- **EXERCISE**:
The job is to output each record exactly as it stands, pictures excluded.

- **Web page and app entries**:
= = = = =
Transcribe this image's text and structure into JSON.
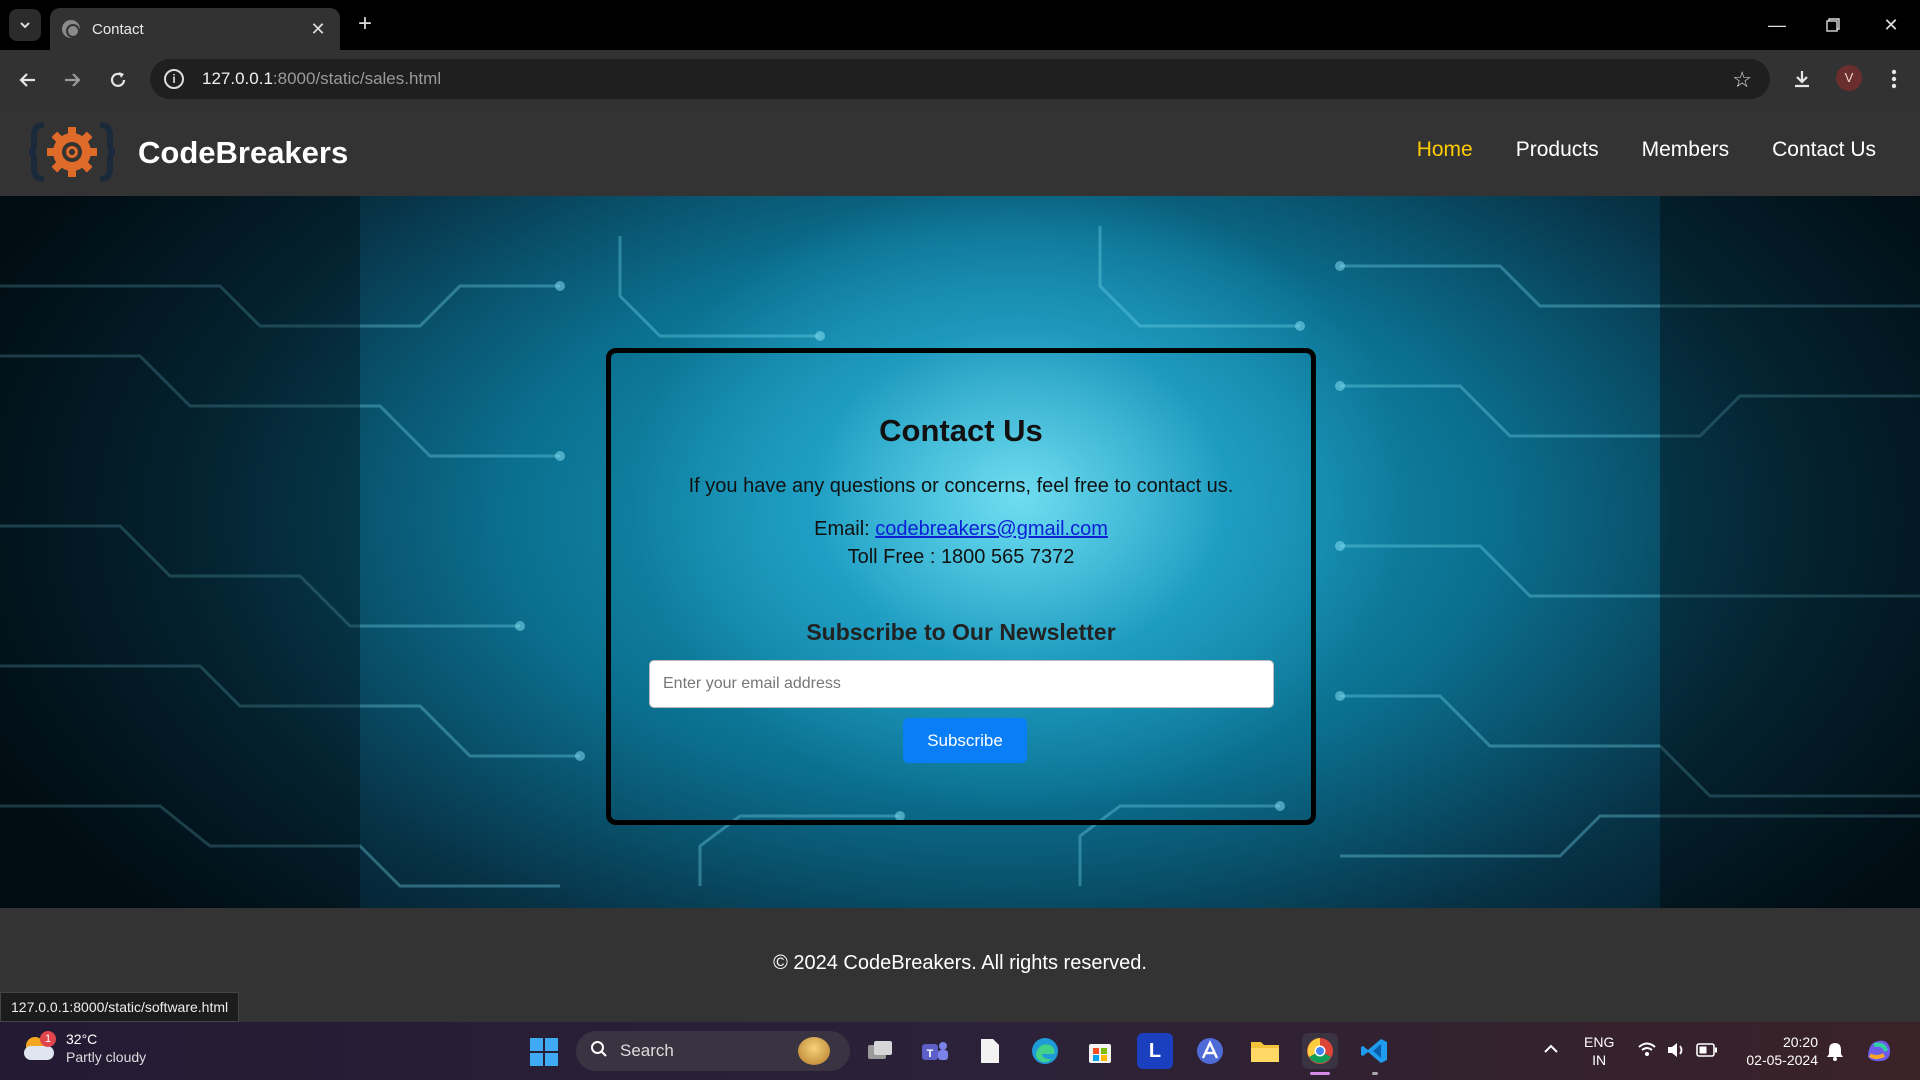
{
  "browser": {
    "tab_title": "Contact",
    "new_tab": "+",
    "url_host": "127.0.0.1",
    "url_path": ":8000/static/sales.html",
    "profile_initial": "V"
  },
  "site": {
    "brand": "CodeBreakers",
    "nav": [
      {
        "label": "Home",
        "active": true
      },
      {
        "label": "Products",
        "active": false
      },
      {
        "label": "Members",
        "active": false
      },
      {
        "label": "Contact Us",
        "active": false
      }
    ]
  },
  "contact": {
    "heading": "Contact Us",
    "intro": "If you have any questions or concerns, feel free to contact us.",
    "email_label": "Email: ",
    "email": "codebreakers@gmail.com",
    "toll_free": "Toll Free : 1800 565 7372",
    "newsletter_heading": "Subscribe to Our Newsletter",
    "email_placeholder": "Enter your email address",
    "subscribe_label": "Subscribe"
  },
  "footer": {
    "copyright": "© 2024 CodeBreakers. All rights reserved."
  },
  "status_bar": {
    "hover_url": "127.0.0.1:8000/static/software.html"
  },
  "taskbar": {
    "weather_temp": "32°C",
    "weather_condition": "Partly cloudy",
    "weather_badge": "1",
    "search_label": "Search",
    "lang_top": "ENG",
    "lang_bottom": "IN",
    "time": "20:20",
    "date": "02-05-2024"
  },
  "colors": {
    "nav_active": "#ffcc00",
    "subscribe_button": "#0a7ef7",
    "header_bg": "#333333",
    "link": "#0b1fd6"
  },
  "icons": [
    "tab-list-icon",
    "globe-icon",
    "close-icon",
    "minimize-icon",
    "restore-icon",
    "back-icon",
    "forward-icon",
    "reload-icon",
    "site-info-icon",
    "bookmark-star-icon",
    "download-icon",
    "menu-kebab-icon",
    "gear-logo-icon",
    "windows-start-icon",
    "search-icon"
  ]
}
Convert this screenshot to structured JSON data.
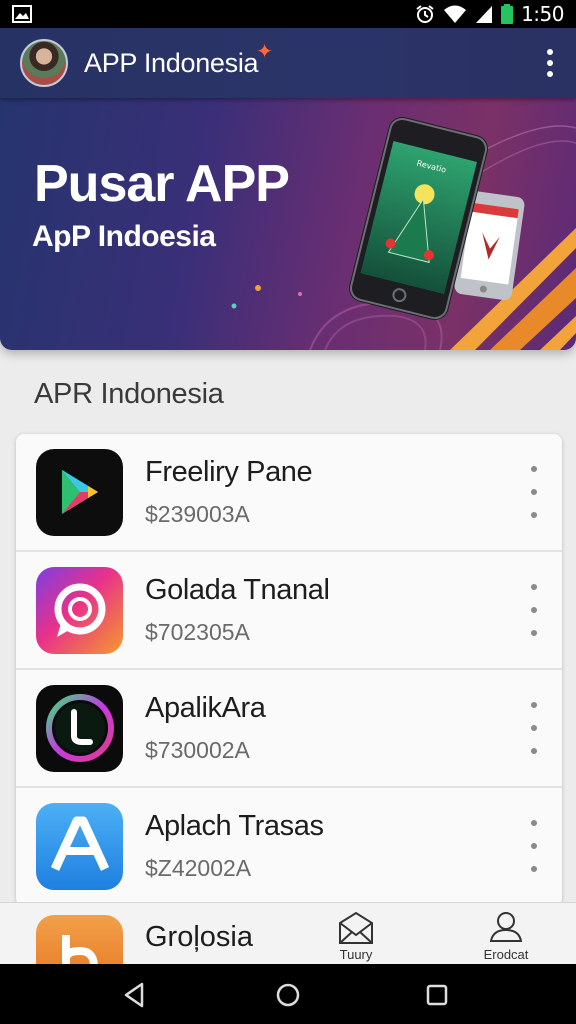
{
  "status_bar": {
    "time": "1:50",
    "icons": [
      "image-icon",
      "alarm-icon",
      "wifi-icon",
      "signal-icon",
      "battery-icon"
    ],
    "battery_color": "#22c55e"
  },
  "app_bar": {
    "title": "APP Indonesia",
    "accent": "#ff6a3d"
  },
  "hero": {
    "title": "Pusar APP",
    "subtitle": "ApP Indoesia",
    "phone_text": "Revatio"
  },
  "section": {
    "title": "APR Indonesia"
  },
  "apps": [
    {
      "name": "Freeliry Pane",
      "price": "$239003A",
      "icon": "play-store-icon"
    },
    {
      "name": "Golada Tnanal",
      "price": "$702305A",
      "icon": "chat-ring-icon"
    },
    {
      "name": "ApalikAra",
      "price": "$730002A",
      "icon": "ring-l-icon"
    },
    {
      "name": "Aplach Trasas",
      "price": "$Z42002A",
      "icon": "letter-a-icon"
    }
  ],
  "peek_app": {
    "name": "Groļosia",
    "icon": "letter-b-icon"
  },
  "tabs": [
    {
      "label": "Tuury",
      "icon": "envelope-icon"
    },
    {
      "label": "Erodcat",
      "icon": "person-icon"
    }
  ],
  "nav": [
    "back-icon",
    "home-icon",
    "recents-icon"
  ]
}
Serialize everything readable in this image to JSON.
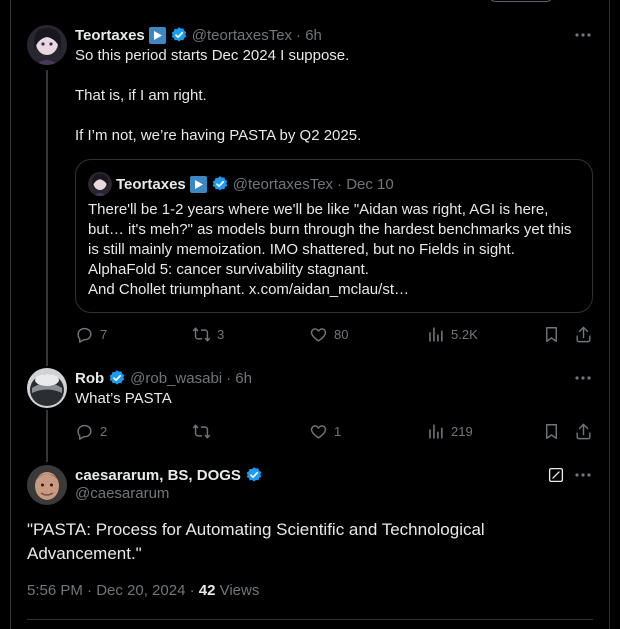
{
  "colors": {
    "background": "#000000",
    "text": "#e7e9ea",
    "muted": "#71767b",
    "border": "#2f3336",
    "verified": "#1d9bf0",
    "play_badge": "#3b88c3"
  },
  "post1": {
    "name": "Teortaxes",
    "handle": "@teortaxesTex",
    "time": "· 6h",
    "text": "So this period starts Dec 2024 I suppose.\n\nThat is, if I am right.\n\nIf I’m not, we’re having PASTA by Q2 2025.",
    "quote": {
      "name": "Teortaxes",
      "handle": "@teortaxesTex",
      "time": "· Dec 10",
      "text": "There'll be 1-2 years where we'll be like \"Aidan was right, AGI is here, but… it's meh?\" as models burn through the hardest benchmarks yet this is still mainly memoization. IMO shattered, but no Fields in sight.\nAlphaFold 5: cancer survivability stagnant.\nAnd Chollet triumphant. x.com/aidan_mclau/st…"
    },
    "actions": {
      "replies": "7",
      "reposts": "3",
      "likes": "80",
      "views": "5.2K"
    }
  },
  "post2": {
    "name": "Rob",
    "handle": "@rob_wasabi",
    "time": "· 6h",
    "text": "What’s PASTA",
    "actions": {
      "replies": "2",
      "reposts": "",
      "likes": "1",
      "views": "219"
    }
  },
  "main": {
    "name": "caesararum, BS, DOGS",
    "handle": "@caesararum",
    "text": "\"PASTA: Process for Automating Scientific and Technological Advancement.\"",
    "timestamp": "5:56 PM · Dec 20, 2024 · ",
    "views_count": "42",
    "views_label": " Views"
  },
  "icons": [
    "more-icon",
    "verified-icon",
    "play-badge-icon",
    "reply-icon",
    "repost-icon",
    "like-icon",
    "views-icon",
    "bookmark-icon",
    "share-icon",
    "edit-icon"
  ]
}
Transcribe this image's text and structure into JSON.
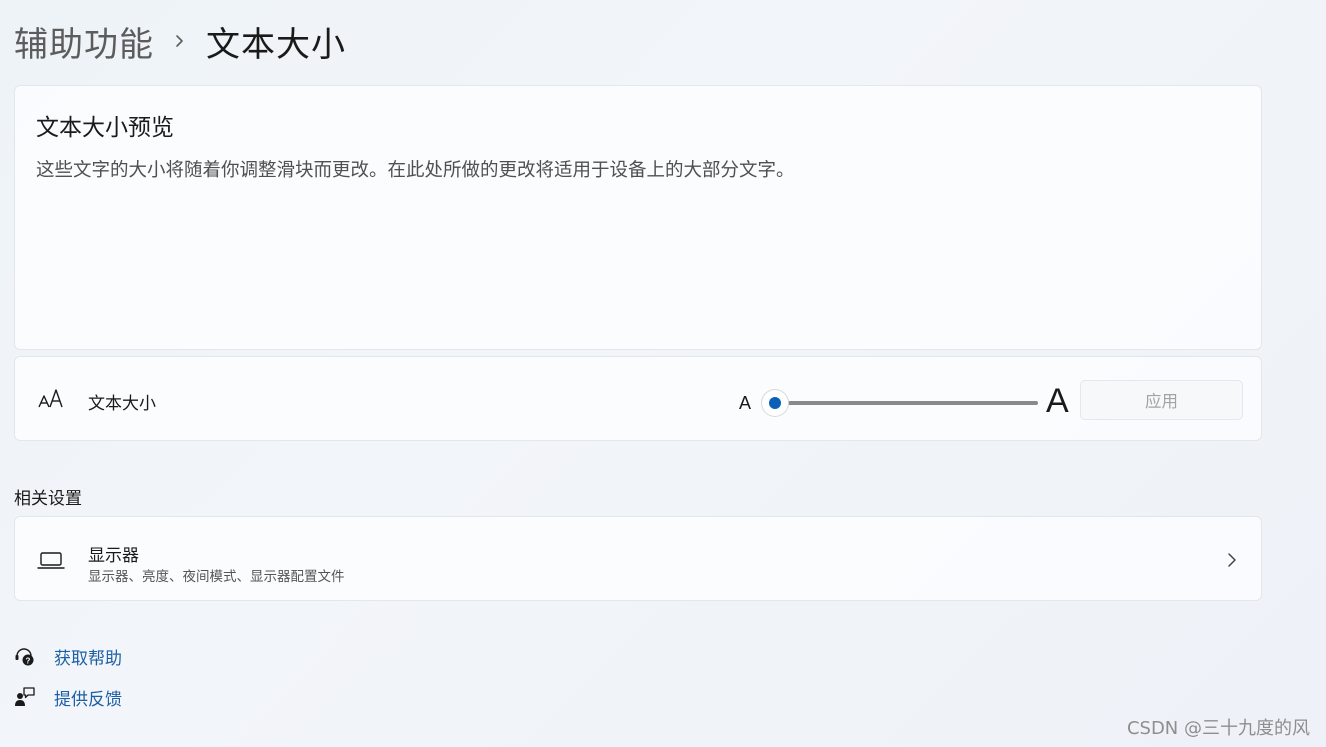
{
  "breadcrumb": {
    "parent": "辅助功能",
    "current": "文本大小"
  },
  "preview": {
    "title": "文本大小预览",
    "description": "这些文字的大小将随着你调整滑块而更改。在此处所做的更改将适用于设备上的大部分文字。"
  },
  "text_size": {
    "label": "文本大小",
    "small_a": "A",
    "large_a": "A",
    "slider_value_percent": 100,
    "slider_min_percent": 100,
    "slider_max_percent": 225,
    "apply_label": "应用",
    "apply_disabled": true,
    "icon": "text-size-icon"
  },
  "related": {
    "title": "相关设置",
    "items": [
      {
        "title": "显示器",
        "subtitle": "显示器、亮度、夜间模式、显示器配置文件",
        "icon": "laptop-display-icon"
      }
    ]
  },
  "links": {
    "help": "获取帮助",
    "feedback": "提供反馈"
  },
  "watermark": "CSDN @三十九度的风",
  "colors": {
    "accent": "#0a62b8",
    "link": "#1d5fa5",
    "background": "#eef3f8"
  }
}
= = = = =
- **SOLUTION FOR THIS EXERCISE**:
Transcribe this image's text and structure into JSON.
{
  "browser": {
    "tab_title": "Contact",
    "new_tab": "+",
    "url_host": "127.0.0.1",
    "url_path": ":8000/static/sales.html",
    "profile_initial": "V"
  },
  "site": {
    "brand": "CodeBreakers",
    "nav": [
      {
        "label": "Home",
        "active": true
      },
      {
        "label": "Products",
        "active": false
      },
      {
        "label": "Members",
        "active": false
      },
      {
        "label": "Contact Us",
        "active": false
      }
    ]
  },
  "contact": {
    "heading": "Contact Us",
    "intro": "If you have any questions or concerns, feel free to contact us.",
    "email_label": "Email: ",
    "email": "codebreakers@gmail.com",
    "toll_free": "Toll Free : 1800 565 7372",
    "newsletter_heading": "Subscribe to Our Newsletter",
    "email_placeholder": "Enter your email address",
    "subscribe_label": "Subscribe"
  },
  "footer": {
    "copyright": "© 2024 CodeBreakers. All rights reserved."
  },
  "status_bar": {
    "hover_url": "127.0.0.1:8000/static/software.html"
  },
  "taskbar": {
    "weather_temp": "32°C",
    "weather_condition": "Partly cloudy",
    "weather_badge": "1",
    "search_label": "Search",
    "lang_top": "ENG",
    "lang_bottom": "IN",
    "time": "20:20",
    "date": "02-05-2024"
  },
  "colors": {
    "nav_active": "#ffcc00",
    "subscribe_button": "#0a7ef7",
    "header_bg": "#333333",
    "link": "#0b1fd6"
  },
  "icons": [
    "tab-list-icon",
    "globe-icon",
    "close-icon",
    "minimize-icon",
    "restore-icon",
    "back-icon",
    "forward-icon",
    "reload-icon",
    "site-info-icon",
    "bookmark-star-icon",
    "download-icon",
    "menu-kebab-icon",
    "gear-logo-icon",
    "windows-start-icon",
    "search-icon"
  ]
}
Convert this screenshot to structured JSON data.
{
  "status_bar": {
    "time": "1:50",
    "icons": [
      "image-icon",
      "alarm-icon",
      "wifi-icon",
      "signal-icon",
      "battery-icon"
    ],
    "battery_color": "#22c55e"
  },
  "app_bar": {
    "title": "APP Indonesia",
    "accent": "#ff6a3d"
  },
  "hero": {
    "title": "Pusar APP",
    "subtitle": "ApP Indoesia",
    "phone_text": "Revatio"
  },
  "section": {
    "title": "APR Indonesia"
  },
  "apps": [
    {
      "name": "Freeliry Pane",
      "price": "$239003A",
      "icon": "play-store-icon"
    },
    {
      "name": "Golada Tnanal",
      "price": "$702305A",
      "icon": "chat-ring-icon"
    },
    {
      "name": "ApalikAra",
      "price": "$730002A",
      "icon": "ring-l-icon"
    },
    {
      "name": "Aplach Trasas",
      "price": "$Z42002A",
      "icon": "letter-a-icon"
    }
  ],
  "peek_app": {
    "name": "Groļosia",
    "icon": "letter-b-icon"
  },
  "tabs": [
    {
      "label": "Tuury",
      "icon": "envelope-icon"
    },
    {
      "label": "Erodcat",
      "icon": "person-icon"
    }
  ],
  "nav": [
    "back-icon",
    "home-icon",
    "recents-icon"
  ]
}
Serialize everything readable in this image to JSON.
{
  "colors": {
    "background": "#000000",
    "text": "#e7e9ea",
    "muted": "#71767b",
    "border": "#2f3336",
    "verified": "#1d9bf0",
    "play_badge": "#3b88c3"
  },
  "post1": {
    "name": "Teortaxes",
    "handle": "@teortaxesTex",
    "time": "· 6h",
    "text": "So this period starts Dec 2024 I suppose.\n\nThat is, if I am right.\n\nIf I’m not, we’re having PASTA by Q2 2025.",
    "quote": {
      "name": "Teortaxes",
      "handle": "@teortaxesTex",
      "time": "· Dec 10",
      "text": "There'll be 1-2 years where we'll be like \"Aidan was right, AGI is here, but… it's meh?\" as models burn through the hardest benchmarks yet this is still mainly memoization. IMO shattered, but no Fields in sight.\nAlphaFold 5: cancer survivability stagnant.\nAnd Chollet triumphant. x.com/aidan_mclau/st…"
    },
    "actions": {
      "replies": "7",
      "reposts": "3",
      "likes": "80",
      "views": "5.2K"
    }
  },
  "post2": {
    "name": "Rob",
    "handle": "@rob_wasabi",
    "time": "· 6h",
    "text": "What’s PASTA",
    "actions": {
      "replies": "2",
      "reposts": "",
      "likes": "1",
      "views": "219"
    }
  },
  "main": {
    "name": "caesararum, BS, DOGS",
    "handle": "@caesararum",
    "text": "\"PASTA: Process for Automating Scientific and Technological Advancement.\"",
    "timestamp": "5:56 PM · Dec 20, 2024 · ",
    "views_count": "42",
    "views_label": " Views"
  },
  "icons": [
    "more-icon",
    "verified-icon",
    "play-badge-icon",
    "reply-icon",
    "repost-icon",
    "like-icon",
    "views-icon",
    "bookmark-icon",
    "share-icon",
    "edit-icon"
  ]
}
Transcribe this image's text and structure into JSON.
{
  "breadcrumb": {
    "parent": "辅助功能",
    "current": "文本大小"
  },
  "preview": {
    "title": "文本大小预览",
    "description": "这些文字的大小将随着你调整滑块而更改。在此处所做的更改将适用于设备上的大部分文字。"
  },
  "text_size": {
    "label": "文本大小",
    "small_a": "A",
    "large_a": "A",
    "slider_value_percent": 100,
    "slider_min_percent": 100,
    "slider_max_percent": 225,
    "apply_label": "应用",
    "apply_disabled": true,
    "icon": "text-size-icon"
  },
  "related": {
    "title": "相关设置",
    "items": [
      {
        "title": "显示器",
        "subtitle": "显示器、亮度、夜间模式、显示器配置文件",
        "icon": "laptop-display-icon"
      }
    ]
  },
  "links": {
    "help": "获取帮助",
    "feedback": "提供反馈"
  },
  "watermark": "CSDN @三十九度的风",
  "colors": {
    "accent": "#0a62b8",
    "link": "#1d5fa5",
    "background": "#eef3f8"
  }
}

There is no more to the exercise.